■ Task brief
Go through the entries below and return every line that contains "content".

■ Extracted information
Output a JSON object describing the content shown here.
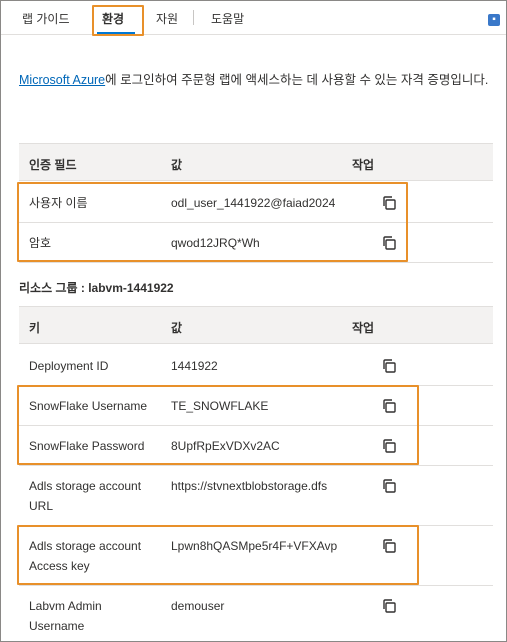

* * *

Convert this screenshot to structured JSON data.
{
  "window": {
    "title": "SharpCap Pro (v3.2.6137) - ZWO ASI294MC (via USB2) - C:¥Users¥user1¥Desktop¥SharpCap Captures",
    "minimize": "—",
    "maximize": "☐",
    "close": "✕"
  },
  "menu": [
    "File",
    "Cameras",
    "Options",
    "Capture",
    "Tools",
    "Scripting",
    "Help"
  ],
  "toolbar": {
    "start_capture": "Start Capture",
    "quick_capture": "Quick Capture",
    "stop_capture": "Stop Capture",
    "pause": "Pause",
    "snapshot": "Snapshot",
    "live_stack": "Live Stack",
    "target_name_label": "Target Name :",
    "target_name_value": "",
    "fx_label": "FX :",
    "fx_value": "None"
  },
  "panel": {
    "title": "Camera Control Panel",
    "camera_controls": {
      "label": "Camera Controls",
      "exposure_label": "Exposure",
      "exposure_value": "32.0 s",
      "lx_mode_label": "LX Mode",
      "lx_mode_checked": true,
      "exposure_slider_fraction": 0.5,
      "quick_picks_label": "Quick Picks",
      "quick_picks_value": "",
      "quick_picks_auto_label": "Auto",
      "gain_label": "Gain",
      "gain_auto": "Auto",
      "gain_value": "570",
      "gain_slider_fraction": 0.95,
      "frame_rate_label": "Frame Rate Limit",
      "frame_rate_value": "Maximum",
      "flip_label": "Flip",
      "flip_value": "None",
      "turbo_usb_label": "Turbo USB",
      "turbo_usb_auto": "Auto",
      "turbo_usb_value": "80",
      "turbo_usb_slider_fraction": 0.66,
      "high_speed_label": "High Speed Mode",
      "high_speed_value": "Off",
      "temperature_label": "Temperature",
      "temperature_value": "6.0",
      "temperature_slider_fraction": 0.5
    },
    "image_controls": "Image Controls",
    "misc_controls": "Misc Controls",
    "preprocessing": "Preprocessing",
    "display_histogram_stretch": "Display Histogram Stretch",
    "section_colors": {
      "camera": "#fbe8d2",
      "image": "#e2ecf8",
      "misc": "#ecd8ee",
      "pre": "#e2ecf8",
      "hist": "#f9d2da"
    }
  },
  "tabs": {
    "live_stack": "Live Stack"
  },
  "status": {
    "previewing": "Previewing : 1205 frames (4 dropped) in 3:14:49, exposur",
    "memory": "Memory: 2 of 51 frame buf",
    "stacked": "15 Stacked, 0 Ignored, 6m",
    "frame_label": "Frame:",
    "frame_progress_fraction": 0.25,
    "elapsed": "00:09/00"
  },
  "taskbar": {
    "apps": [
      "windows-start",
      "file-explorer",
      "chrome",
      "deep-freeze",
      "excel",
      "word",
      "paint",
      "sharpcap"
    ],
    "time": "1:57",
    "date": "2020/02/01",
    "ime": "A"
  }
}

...

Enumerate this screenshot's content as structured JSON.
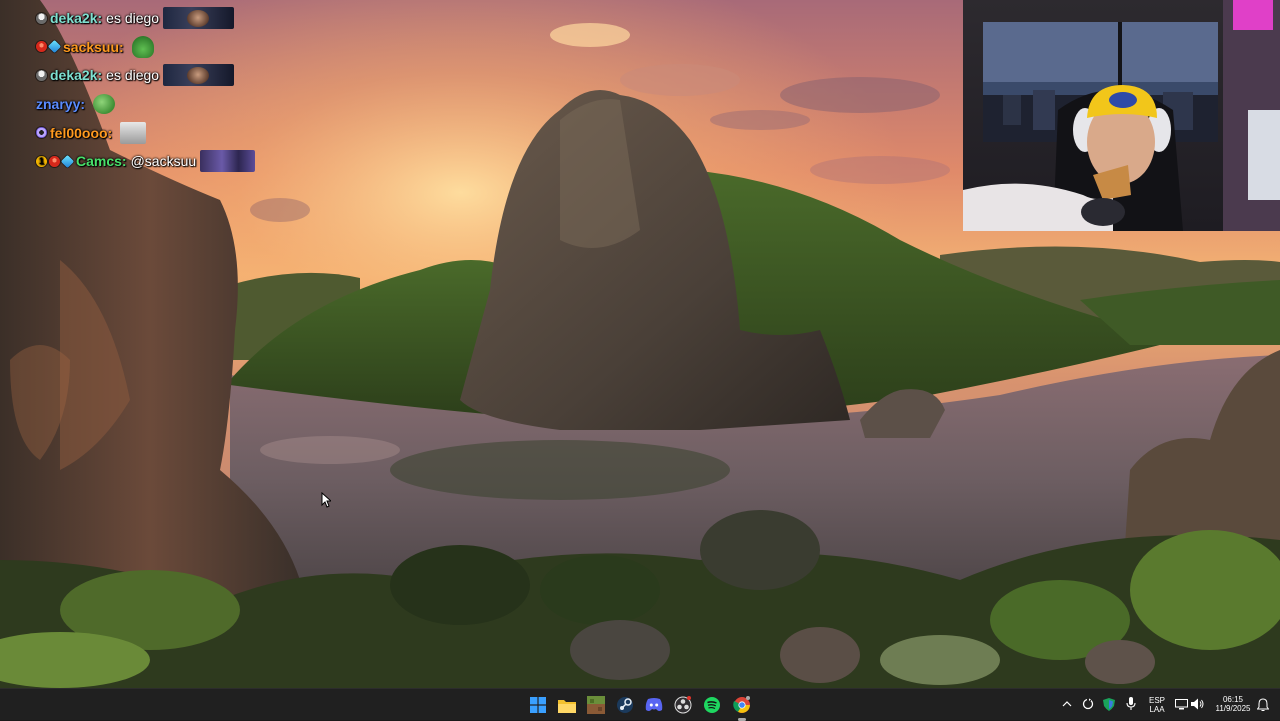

■ Expected output
Output a JSON object describing the content shown here.
Enumerate this screenshot's content as structured JSON.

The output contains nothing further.